    • wheezing
    • tightness in the chest or throat
    • having trouble breathing or talking
    • swelling of the mouth, face, lips, tongue, or throat

    These are not all the side effects of venlafaxine. For a full list see the leaflet inside your medicines packet.

    You can report any suspected side effect to the UK safety scheme.

  6. How to cope with side effects

    What to do about:

    • feeling sick - try taking venlafaxine with or after food. It may also help if you avoid rich or spicy food.
    • headaches - make sure you rest and drink plenty of fluids. Don’t drink too much alcohol. Ask your pharmacist to recommend a painkiller. Headaches should usually go away after the first week of taking venlafaxine. Talk to your doctor if they last longer than a week or are severe.
    • a dry mouth - chew sugar-free gum or sugar-free sweets
    • dizziness - if venlafaxine makes you feel dizzy, stop what you’re doing and sit or lie down until you feel better
    • feeling sleepy - cut down the amount of alcohol you drink
    • being unable to sleep - take venlafaxine first thing in the morning
    • constipation - eat more high-fibre foods such as fresh fruit and vegetables and cereals, and drink plenty of water. Try to exercise more regularly, for example, by going for a daily walk or run. If this doesn't help, talk to your pharmacist or doctor.

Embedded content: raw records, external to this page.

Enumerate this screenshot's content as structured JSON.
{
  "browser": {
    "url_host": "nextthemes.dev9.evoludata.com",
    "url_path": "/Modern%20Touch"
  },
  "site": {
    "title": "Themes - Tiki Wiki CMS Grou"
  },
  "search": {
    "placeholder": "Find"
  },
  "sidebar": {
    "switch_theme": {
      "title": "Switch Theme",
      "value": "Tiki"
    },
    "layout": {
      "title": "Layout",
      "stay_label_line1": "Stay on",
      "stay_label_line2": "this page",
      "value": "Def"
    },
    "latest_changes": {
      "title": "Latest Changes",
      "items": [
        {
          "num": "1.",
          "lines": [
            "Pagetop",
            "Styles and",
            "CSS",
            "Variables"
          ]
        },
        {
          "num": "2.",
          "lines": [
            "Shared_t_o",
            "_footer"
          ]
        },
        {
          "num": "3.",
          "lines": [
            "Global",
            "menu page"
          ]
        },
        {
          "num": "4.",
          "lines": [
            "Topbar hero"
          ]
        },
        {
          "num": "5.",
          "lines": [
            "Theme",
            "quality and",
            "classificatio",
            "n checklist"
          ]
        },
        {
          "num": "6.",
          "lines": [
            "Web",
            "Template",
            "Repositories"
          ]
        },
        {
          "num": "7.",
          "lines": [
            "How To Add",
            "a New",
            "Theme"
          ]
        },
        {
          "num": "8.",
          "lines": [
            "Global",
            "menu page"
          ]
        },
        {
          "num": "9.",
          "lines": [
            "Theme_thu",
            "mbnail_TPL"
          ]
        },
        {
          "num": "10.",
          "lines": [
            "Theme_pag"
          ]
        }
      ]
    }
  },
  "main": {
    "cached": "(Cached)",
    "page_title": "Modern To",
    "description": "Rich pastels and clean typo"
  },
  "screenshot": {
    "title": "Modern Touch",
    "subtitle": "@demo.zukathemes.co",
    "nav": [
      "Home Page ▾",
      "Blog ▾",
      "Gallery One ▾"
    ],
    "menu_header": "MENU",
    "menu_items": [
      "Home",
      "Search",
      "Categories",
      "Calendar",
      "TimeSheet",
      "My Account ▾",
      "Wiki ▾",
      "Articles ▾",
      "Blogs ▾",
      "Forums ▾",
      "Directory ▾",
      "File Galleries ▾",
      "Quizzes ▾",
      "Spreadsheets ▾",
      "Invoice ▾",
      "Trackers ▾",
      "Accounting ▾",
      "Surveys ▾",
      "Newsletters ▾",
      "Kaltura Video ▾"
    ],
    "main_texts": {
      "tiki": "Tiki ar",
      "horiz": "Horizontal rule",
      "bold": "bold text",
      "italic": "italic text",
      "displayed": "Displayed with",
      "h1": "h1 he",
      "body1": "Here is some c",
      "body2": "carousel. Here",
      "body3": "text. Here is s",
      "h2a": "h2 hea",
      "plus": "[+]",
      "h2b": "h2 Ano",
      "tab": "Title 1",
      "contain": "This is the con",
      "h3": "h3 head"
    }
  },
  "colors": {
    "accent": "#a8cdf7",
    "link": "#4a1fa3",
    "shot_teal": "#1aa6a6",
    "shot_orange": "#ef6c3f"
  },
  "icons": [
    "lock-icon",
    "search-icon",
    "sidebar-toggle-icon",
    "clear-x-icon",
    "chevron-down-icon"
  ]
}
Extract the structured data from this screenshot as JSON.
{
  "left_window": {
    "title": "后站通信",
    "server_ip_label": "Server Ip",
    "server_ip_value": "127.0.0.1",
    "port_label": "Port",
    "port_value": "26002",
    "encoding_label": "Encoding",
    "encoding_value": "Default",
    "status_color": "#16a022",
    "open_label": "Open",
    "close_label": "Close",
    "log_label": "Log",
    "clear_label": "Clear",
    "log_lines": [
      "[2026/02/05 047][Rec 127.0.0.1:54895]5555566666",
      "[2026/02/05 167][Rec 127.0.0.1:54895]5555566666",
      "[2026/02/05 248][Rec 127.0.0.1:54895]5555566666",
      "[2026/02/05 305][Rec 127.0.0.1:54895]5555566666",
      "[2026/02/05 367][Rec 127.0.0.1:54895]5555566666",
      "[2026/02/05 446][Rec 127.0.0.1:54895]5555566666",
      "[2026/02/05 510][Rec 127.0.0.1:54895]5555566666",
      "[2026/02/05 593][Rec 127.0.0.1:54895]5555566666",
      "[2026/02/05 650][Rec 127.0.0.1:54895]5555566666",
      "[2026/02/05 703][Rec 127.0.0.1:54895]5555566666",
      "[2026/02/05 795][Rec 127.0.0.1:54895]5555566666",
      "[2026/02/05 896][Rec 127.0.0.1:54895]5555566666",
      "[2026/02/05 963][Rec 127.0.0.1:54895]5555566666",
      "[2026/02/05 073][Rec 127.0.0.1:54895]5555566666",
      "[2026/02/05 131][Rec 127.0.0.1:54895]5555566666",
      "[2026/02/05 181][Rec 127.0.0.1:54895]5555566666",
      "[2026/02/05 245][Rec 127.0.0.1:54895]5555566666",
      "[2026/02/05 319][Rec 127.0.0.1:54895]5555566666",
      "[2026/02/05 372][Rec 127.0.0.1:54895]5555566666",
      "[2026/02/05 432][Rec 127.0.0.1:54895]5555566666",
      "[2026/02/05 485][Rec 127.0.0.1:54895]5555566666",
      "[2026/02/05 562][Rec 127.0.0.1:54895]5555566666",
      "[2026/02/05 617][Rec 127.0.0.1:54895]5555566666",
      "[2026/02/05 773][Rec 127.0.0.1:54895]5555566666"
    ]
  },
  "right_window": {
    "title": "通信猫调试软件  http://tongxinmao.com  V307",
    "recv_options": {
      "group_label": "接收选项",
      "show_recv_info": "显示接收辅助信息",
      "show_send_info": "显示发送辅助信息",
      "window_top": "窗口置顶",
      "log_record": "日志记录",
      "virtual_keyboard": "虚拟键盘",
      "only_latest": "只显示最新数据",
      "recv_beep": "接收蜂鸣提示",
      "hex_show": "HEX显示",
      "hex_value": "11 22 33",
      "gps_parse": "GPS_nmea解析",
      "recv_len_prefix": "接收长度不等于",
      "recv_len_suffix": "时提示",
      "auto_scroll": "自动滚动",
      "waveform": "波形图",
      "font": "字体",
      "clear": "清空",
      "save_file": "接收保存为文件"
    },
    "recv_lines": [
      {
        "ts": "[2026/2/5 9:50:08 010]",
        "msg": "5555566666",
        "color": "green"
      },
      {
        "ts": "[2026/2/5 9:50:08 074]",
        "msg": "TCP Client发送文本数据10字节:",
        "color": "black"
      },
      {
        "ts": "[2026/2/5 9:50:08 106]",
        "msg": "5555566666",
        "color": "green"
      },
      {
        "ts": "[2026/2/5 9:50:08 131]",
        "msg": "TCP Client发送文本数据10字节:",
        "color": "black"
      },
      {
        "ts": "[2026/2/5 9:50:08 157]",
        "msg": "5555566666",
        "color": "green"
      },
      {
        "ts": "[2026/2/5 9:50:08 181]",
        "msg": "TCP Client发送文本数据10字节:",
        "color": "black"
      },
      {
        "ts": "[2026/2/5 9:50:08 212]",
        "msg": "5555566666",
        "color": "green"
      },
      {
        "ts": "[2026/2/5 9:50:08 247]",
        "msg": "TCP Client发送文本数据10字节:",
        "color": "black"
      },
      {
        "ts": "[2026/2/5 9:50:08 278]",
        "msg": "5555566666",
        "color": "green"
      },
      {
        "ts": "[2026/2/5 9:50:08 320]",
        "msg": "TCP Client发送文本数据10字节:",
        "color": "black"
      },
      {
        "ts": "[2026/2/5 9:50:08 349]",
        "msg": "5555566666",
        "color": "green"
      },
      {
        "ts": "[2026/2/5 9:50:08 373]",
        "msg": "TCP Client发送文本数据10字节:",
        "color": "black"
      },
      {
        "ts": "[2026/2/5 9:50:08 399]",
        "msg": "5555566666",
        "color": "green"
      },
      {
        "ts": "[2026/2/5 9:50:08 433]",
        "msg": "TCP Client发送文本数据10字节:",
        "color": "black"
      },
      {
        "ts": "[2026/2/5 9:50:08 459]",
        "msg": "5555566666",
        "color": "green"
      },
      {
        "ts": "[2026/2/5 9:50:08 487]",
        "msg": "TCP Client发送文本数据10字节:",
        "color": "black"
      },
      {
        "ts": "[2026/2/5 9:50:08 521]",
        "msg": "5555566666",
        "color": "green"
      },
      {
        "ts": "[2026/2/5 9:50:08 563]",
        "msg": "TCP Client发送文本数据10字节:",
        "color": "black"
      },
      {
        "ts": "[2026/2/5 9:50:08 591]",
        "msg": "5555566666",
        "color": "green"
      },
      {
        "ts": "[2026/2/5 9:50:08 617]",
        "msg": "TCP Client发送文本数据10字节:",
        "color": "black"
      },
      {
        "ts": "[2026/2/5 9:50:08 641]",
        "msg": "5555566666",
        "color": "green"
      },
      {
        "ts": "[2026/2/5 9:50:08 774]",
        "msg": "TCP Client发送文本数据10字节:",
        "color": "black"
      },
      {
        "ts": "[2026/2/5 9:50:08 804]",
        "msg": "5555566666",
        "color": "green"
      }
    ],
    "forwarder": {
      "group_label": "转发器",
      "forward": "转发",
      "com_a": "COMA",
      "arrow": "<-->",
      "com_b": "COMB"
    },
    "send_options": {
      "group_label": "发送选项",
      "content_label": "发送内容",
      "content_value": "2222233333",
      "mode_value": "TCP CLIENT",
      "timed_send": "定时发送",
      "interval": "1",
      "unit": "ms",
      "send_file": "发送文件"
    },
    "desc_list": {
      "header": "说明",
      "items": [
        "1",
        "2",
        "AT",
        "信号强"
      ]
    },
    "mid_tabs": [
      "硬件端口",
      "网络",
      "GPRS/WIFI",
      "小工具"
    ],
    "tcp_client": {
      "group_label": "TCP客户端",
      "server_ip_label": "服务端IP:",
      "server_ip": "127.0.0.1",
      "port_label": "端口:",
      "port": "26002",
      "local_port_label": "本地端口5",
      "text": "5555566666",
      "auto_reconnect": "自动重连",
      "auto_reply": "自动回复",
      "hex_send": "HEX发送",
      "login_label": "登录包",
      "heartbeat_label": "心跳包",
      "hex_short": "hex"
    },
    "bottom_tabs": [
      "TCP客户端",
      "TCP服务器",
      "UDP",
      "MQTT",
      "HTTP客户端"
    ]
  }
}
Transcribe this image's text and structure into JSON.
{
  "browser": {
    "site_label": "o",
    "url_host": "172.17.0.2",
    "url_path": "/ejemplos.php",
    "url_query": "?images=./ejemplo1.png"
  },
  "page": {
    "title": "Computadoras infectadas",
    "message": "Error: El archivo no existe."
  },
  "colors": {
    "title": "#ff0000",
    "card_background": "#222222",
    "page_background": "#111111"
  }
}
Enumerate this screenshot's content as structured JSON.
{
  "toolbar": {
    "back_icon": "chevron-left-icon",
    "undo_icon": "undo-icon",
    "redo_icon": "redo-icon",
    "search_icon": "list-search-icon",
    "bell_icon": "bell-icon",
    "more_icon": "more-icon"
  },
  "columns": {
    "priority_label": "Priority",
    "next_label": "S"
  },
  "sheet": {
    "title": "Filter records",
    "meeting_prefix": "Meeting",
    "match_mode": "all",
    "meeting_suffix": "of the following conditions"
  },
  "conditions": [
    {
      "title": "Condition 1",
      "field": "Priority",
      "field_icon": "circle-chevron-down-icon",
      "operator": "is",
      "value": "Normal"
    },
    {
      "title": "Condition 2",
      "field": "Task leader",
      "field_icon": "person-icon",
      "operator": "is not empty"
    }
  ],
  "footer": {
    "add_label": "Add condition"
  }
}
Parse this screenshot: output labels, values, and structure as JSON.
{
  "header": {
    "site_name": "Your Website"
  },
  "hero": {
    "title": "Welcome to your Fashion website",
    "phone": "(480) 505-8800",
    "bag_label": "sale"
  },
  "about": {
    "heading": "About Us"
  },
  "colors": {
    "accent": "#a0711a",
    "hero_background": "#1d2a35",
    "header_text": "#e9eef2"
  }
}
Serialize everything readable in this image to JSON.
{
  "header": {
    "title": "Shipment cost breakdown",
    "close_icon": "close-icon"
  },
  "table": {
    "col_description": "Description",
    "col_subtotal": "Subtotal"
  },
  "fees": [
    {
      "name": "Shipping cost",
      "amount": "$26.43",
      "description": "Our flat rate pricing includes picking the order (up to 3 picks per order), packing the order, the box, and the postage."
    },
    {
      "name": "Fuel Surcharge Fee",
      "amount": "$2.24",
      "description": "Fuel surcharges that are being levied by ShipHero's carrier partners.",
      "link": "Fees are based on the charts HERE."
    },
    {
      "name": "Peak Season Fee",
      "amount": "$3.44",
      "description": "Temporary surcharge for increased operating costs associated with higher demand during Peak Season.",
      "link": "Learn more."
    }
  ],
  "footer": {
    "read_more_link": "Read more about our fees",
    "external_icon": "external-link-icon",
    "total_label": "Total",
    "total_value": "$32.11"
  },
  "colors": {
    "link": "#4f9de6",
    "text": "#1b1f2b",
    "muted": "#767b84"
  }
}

    You can reduce the chance of having a side effect that bothers you if you take venlafaxine in the evening. That way you're asleep when the level of medicine in your body is highest.

  7. Pregnancy and breastfeeding

    It's important for you and your baby that you stay well during your pregnancy. If you become pregnant while taking venlafaxine speak to your doctor. Do not stop taking your medicine unless your doctor tells you to.

    Venlafaxine has been linked to a very small increased risk of problems for your unborn baby. However if your depression is not treated during pregnancy this can also increase the chance of problems.

    You may need to take venlafaxine during pregnancy if you need it to remain well. Your doctor can explain the risks and the benefits, and will help you decide which treatment is best for you and your baby.

    For more information about how venlafaxine can affect you and your baby during pregnancy, read this leaflet on the Best Use of Medicines in Pregnancy (BUMPS) website.

    Venlafaxine and breastfeeding

    If your doctor or health visitor says your baby is healthy, venlafaxine can be used during breastfeeding. It has been used by many breastfeeding mothers usually without any problems.

    Venlafaxine passes into breast milk in small amounts. It has been linked with side effects in very few breastfed babies.

    It's important to continue taking venlafaxine to keep you well. Breastfeeding will also benefit both you and your baby.

    If you notice that your baby isn’t feeding as well as usual, or seems unusually sleepy, or if you have any other concerns about your baby, then talk to your health visitor or doctor.

    Tell your doctor if you're trying to get pregnant, become pregnant or if you're breastfeeding.

  8. Cautions with other medicines

    Some medicines and venlafaxine can interfere with each other and increase the chances of you having side effects.

    Tell your doctor if you're taking these medicines before you start venlafaxine:

    • any medicines that affect your heartbeat - as venlafaxine can speed up or change your heartbeat
    • any other medicines for depression. Some rarely used antidepressants can interact with venlafaxine to cause very high blood pressure even when they have been stopped for a few weeks.

    Mixing venlafaxine with herbal remedies and supplements

    Don't take the herbal remedy for depression, St John's wort, while you are being treated with venlafaxine as it will increase your risk of side effects.

    Tell your doctor or pharmacist if you are taking any other medicines, including herbal remedies, vitamins or supplements.

  9. Common questions